*Records to use*.
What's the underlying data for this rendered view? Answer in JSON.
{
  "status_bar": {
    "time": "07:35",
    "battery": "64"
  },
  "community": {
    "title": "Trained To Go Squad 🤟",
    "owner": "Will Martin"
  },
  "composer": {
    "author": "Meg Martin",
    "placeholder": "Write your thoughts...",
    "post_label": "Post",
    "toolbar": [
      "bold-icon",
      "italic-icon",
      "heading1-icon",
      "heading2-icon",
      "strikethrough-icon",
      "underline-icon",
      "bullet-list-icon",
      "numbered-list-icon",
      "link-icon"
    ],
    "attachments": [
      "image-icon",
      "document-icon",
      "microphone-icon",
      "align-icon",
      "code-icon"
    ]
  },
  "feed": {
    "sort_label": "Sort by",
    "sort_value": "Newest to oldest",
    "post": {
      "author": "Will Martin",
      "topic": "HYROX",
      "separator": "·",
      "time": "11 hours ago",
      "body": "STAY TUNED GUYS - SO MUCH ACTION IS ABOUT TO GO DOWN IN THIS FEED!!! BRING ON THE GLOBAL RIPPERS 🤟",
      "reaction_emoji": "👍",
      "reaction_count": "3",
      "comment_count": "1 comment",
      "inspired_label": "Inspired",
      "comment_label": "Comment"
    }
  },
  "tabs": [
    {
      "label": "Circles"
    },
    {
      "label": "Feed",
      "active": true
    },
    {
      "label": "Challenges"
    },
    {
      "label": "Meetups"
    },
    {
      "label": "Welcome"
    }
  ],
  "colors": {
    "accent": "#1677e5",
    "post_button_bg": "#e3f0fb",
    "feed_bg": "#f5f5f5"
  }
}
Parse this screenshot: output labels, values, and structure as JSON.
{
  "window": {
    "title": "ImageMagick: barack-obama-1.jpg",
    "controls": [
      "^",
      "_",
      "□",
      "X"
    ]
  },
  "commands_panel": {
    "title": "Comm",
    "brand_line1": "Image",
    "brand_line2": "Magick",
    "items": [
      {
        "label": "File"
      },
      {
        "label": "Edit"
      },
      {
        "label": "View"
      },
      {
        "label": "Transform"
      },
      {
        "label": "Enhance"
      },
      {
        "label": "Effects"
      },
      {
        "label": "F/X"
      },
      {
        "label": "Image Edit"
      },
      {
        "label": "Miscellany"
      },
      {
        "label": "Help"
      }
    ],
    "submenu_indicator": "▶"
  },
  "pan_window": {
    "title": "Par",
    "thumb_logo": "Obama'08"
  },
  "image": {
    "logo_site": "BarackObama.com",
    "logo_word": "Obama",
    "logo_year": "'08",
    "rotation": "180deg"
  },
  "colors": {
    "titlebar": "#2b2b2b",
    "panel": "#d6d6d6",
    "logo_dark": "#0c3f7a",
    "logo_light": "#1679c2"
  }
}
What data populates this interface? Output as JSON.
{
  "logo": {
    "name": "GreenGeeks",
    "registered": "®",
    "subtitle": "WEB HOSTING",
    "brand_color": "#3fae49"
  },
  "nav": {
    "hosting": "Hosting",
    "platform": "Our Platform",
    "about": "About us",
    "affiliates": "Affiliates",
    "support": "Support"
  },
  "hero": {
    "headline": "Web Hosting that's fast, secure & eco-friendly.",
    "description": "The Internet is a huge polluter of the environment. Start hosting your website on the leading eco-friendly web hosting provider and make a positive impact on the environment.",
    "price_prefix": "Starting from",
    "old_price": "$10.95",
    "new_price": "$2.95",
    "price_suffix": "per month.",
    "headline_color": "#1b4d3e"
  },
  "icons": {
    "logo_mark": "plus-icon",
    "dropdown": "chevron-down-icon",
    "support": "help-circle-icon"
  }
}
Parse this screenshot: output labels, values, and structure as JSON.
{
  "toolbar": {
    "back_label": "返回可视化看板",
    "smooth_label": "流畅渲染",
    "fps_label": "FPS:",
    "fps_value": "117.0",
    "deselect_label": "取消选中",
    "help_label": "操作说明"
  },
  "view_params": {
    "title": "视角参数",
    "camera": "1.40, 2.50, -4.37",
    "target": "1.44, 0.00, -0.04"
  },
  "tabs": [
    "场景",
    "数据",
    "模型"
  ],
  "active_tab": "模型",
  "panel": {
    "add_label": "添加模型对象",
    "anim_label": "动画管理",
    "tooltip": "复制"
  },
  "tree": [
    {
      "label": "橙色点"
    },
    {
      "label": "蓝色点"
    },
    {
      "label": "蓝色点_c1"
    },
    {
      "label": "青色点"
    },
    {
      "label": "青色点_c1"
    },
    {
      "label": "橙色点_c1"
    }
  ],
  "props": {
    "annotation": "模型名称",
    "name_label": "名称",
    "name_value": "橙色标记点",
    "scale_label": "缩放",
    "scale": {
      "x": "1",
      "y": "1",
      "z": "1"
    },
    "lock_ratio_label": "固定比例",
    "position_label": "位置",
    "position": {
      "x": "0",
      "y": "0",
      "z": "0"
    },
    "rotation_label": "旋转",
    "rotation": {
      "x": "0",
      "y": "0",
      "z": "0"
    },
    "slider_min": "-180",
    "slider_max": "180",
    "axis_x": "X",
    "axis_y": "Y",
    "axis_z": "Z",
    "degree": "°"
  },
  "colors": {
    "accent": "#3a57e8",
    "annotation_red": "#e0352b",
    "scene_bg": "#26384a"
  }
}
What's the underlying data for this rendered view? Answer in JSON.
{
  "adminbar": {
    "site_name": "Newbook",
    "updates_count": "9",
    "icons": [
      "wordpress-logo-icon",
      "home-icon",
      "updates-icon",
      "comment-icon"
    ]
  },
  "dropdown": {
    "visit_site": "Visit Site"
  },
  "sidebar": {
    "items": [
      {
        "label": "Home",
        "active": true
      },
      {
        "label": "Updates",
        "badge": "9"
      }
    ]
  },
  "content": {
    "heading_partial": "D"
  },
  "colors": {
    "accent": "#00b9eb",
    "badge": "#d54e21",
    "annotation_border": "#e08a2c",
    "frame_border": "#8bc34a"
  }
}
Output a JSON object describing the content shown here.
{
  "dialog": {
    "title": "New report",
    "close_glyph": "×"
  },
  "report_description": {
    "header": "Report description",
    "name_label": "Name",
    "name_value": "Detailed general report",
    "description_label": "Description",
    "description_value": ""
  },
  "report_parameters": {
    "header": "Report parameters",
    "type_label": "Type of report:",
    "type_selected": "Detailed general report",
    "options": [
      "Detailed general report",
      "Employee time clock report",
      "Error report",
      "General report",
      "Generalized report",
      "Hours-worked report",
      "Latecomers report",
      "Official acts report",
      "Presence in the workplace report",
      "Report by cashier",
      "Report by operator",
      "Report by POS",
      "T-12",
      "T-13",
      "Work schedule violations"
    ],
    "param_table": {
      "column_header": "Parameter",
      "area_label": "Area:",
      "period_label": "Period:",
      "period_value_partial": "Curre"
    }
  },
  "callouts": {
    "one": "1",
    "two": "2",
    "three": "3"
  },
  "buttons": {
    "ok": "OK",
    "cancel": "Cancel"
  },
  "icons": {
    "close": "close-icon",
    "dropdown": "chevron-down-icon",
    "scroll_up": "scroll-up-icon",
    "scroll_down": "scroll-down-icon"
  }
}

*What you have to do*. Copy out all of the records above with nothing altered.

*Answer to this exercise*.
What's the underlying data for this rendered view? Answer in JSON.
{
  "status_bar": {
    "time": "07:35",
    "battery": "64"
  },
  "community": {
    "title": "Trained To Go Squad 🤟",
    "owner": "Will Martin"
  },
  "composer": {
    "author": "Meg Martin",
    "placeholder": "Write your thoughts...",
    "post_label": "Post",
    "toolbar": [
      "bold-icon",
      "italic-icon",
      "heading1-icon",
      "heading2-icon",
      "strikethrough-icon",
      "underline-icon",
      "bullet-list-icon",
      "numbered-list-icon",
      "link-icon"
    ],
    "attachments": [
      "image-icon",
      "document-icon",
      "microphone-icon",
      "align-icon",
      "code-icon"
    ]
  },
  "feed": {
    "sort_label": "Sort by",
    "sort_value": "Newest to oldest",
    "post": {
      "author": "Will Martin",
      "topic": "HYROX",
      "separator": "·",
      "time": "11 hours ago",
      "body": "STAY TUNED GUYS - SO MUCH ACTION IS ABOUT TO GO DOWN IN THIS FEED!!! BRING ON THE GLOBAL RIPPERS 🤟",
      "reaction_emoji": "👍",
      "reaction_count": "3",
      "comment_count": "1 comment",
      "inspired_label": "Inspired",
      "comment_label": "Comment"
    }
  },
  "tabs": [
    {
      "label": "Circles"
    },
    {
      "label": "Feed",
      "active": true
    },
    {
      "label": "Challenges"
    },
    {
      "label": "Meetups"
    },
    {
      "label": "Welcome"
    }
  ],
  "colors": {
    "accent": "#1677e5",
    "post_button_bg": "#e3f0fb",
    "feed_bg": "#f5f5f5"
  }
}
Parse this screenshot: output labels, values, and structure as JSON.
{
  "window": {
    "title": "ImageMagick: barack-obama-1.jpg",
    "controls": [
      "^",
      "_",
      "□",
      "X"
    ]
  },
  "commands_panel": {
    "title": "Comm",
    "brand_line1": "Image",
    "brand_line2": "Magick",
    "items": [
      {
        "label": "File"
      },
      {
        "label": "Edit"
      },
      {
        "label": "View"
      },
      {
        "label": "Transform"
      },
      {
        "label": "Enhance"
      },
      {
        "label": "Effects"
      },
      {
        "label": "F/X"
      },
      {
        "label": "Image Edit"
      },
      {
        "label": "Miscellany"
      },
      {
        "label": "Help"
      }
    ],
    "submenu_indicator": "▶"
  },
  "pan_window": {
    "title": "Par",
    "thumb_logo": "Obama'08"
  },
  "image": {
    "logo_site": "BarackObama.com",
    "logo_word": "Obama",
    "logo_year": "'08",
    "rotation": "180deg"
  },
  "colors": {
    "titlebar": "#2b2b2b",
    "panel": "#d6d6d6",
    "logo_dark": "#0c3f7a",
    "logo_light": "#1679c2"
  }
}
What data populates this interface? Output as JSON.
{
  "logo": {
    "name": "GreenGeeks",
    "registered": "®",
    "subtitle": "WEB HOSTING",
    "brand_color": "#3fae49"
  },
  "nav": {
    "hosting": "Hosting",
    "platform": "Our Platform",
    "about": "About us",
    "affiliates": "Affiliates",
    "support": "Support"
  },
  "hero": {
    "headline": "Web Hosting that's fast, secure & eco-friendly.",
    "description": "The Internet is a huge polluter of the environment. Start hosting your website on the leading eco-friendly web hosting provider and make a positive impact on the environment.",
    "price_prefix": "Starting from",
    "old_price": "$10.95",
    "new_price": "$2.95",
    "price_suffix": "per month.",
    "headline_color": "#1b4d3e"
  },
  "icons": {
    "logo_mark": "plus-icon",
    "dropdown": "chevron-down-icon",
    "support": "help-circle-icon"
  }
}
Parse this screenshot: output labels, values, and structure as JSON.
{
  "toolbar": {
    "back_label": "返回可视化看板",
    "smooth_label": "流畅渲染",
    "fps_label": "FPS:",
    "fps_value": "117.0",
    "deselect_label": "取消选中",
    "help_label": "操作说明"
  },
  "view_params": {
    "title": "视角参数",
    "camera": "1.40, 2.50, -4.37",
    "target": "1.44, 0.00, -0.04"
  },
  "tabs": [
    "场景",
    "数据",
    "模型"
  ],
  "active_tab": "模型",
  "panel": {
    "add_label": "添加模型对象",
    "anim_label": "动画管理",
    "tooltip": "复制"
  },
  "tree": [
    {
      "label": "橙色点"
    },
    {
      "label": "蓝色点"
    },
    {
      "label": "蓝色点_c1"
    },
    {
      "label": "青色点"
    },
    {
      "label": "青色点_c1"
    },
    {
      "label": "橙色点_c1"
    }
  ],
  "props": {
    "annotation": "模型名称",
    "name_label": "名称",
    "name_value": "橙色标记点",
    "scale_label": "缩放",
    "scale": {
      "x": "1",
      "y": "1",
      "z": "1"
    },
    "lock_ratio_label": "固定比例",
    "position_label": "位置",
    "position": {
      "x": "0",
      "y": "0",
      "z": "0"
    },
    "rotation_label": "旋转",
    "rotation": {
      "x": "0",
      "y": "0",
      "z": "0"
    },
    "slider_min": "-180",
    "slider_max": "180",
    "axis_x": "X",
    "axis_y": "Y",
    "axis_z": "Z",
    "degree": "°"
  },
  "colors": {
    "accent": "#3a57e8",
    "annotation_red": "#e0352b",
    "scene_bg": "#26384a"
  }
}
What's the underlying data for this rendered view? Answer in JSON.
{
  "adminbar": {
    "site_name": "Newbook",
    "updates_count": "9",
    "icons": [
      "wordpress-logo-icon",
      "home-icon",
      "updates-icon",
      "comment-icon"
    ]
  },
  "dropdown": {
    "visit_site": "Visit Site"
  },
  "sidebar": {
    "items": [
      {
        "label": "Home",
        "active": true
      },
      {
        "label": "Updates",
        "badge": "9"
      }
    ]
  },
  "content": {
    "heading_partial": "D"
  },
  "colors": {
    "accent": "#00b9eb",
    "badge": "#d54e21",
    "annotation_border": "#e08a2c",
    "frame_border": "#8bc34a"
  }
}
Output a JSON object describing the content shown here.
{
  "dialog": {
    "title": "New report",
    "close_glyph": "×"
  },
  "report_description": {
    "header": "Report description",
    "name_label": "Name",
    "name_value": "Detailed general report",
    "description_label": "Description",
    "description_value": ""
  },
  "report_parameters": {
    "header": "Report parameters",
    "type_label": "Type of report:",
    "type_selected": "Detailed general report",
    "options": [
      "Detailed general report",
      "Employee time clock report",
      "Error report",
      "General report",
      "Generalized report",
      "Hours-worked report",
      "Latecomers report",
      "Official acts report",
      "Presence in the workplace report",
      "Report by cashier",
      "Report by operator",
      "Report by POS",
      "T-12",
      "T-13",
      "Work schedule violations"
    ],
    "param_table": {
      "column_header": "Parameter",
      "area_label": "Area:",
      "period_label": "Period:",
      "period_value_partial": "Curre"
    }
  },
  "callouts": {
    "one": "1",
    "two": "2",
    "three": "3"
  },
  "buttons": {
    "ok": "OK",
    "cancel": "Cancel"
  },
  "icons": {
    "close": "close-icon",
    "dropdown": "chevron-down-icon",
    "scroll_up": "scroll-up-icon",
    "scroll_down": "scroll-down-icon"
  }
}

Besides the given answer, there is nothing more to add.